[Opening Available data section]

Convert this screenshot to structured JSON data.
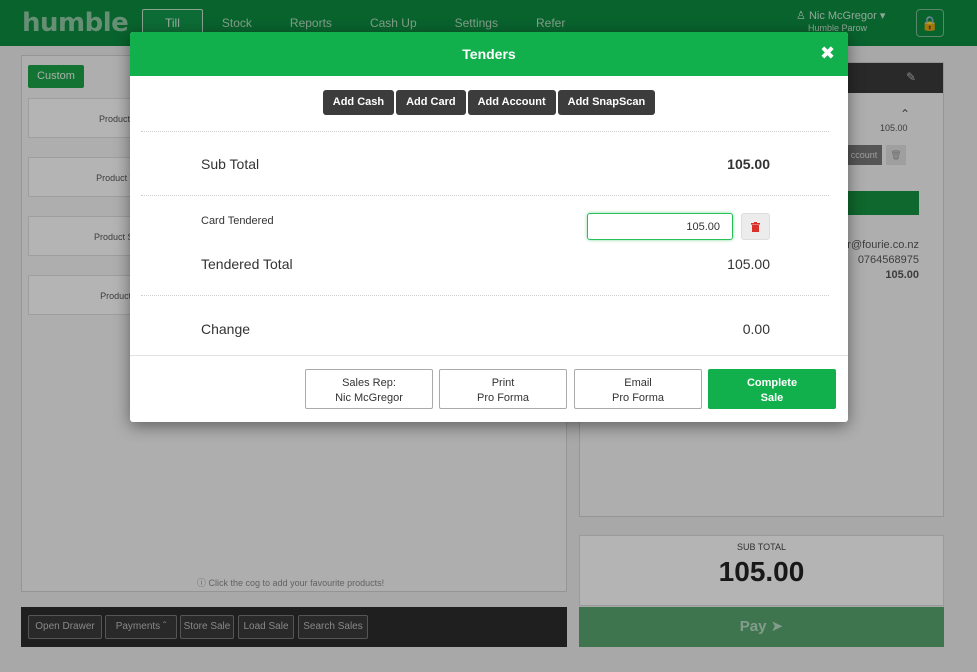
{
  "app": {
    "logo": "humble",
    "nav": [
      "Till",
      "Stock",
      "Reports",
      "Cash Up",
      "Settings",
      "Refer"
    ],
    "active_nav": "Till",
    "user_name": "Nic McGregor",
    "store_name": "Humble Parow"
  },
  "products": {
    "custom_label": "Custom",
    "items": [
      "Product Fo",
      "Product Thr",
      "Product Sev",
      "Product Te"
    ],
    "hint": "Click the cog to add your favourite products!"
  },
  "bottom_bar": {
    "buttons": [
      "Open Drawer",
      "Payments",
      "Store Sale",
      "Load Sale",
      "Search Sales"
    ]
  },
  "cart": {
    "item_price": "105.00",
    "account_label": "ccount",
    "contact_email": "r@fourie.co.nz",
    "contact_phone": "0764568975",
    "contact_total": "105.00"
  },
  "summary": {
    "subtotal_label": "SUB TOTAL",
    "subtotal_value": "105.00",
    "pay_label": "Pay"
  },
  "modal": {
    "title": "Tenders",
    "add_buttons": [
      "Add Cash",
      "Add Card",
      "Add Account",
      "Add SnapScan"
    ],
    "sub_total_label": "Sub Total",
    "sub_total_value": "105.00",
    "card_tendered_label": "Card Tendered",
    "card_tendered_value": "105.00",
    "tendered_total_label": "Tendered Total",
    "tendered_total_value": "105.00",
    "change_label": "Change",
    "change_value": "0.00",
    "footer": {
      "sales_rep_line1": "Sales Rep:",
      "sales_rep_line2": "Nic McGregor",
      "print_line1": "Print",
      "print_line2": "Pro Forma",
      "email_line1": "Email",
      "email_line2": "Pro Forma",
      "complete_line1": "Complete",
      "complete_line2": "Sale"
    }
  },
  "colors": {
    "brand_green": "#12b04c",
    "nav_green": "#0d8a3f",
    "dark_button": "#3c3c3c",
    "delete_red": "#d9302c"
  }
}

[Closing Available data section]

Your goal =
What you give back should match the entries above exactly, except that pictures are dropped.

Response box =
Convert this screenshot to structured JSON data.
{
  "app": {
    "logo": "humble",
    "nav": [
      "Till",
      "Stock",
      "Reports",
      "Cash Up",
      "Settings",
      "Refer"
    ],
    "active_nav": "Till",
    "user_name": "Nic McGregor",
    "store_name": "Humble Parow"
  },
  "products": {
    "custom_label": "Custom",
    "items": [
      "Product Fo",
      "Product Thr",
      "Product Sev",
      "Product Te"
    ],
    "hint": "Click the cog to add your favourite products!"
  },
  "bottom_bar": {
    "buttons": [
      "Open Drawer",
      "Payments",
      "Store Sale",
      "Load Sale",
      "Search Sales"
    ]
  },
  "cart": {
    "item_price": "105.00",
    "account_label": "ccount",
    "contact_email": "r@fourie.co.nz",
    "contact_phone": "0764568975",
    "contact_total": "105.00"
  },
  "summary": {
    "subtotal_label": "SUB TOTAL",
    "subtotal_value": "105.00",
    "pay_label": "Pay"
  },
  "modal": {
    "title": "Tenders",
    "add_buttons": [
      "Add Cash",
      "Add Card",
      "Add Account",
      "Add SnapScan"
    ],
    "sub_total_label": "Sub Total",
    "sub_total_value": "105.00",
    "card_tendered_label": "Card Tendered",
    "card_tendered_value": "105.00",
    "tendered_total_label": "Tendered Total",
    "tendered_total_value": "105.00",
    "change_label": "Change",
    "change_value": "0.00",
    "footer": {
      "sales_rep_line1": "Sales Rep:",
      "sales_rep_line2": "Nic McGregor",
      "print_line1": "Print",
      "print_line2": "Pro Forma",
      "email_line1": "Email",
      "email_line2": "Pro Forma",
      "complete_line1": "Complete",
      "complete_line2": "Sale"
    }
  },
  "colors": {
    "brand_green": "#12b04c",
    "nav_green": "#0d8a3f",
    "dark_button": "#3c3c3c",
    "delete_red": "#d9302c"
  }
}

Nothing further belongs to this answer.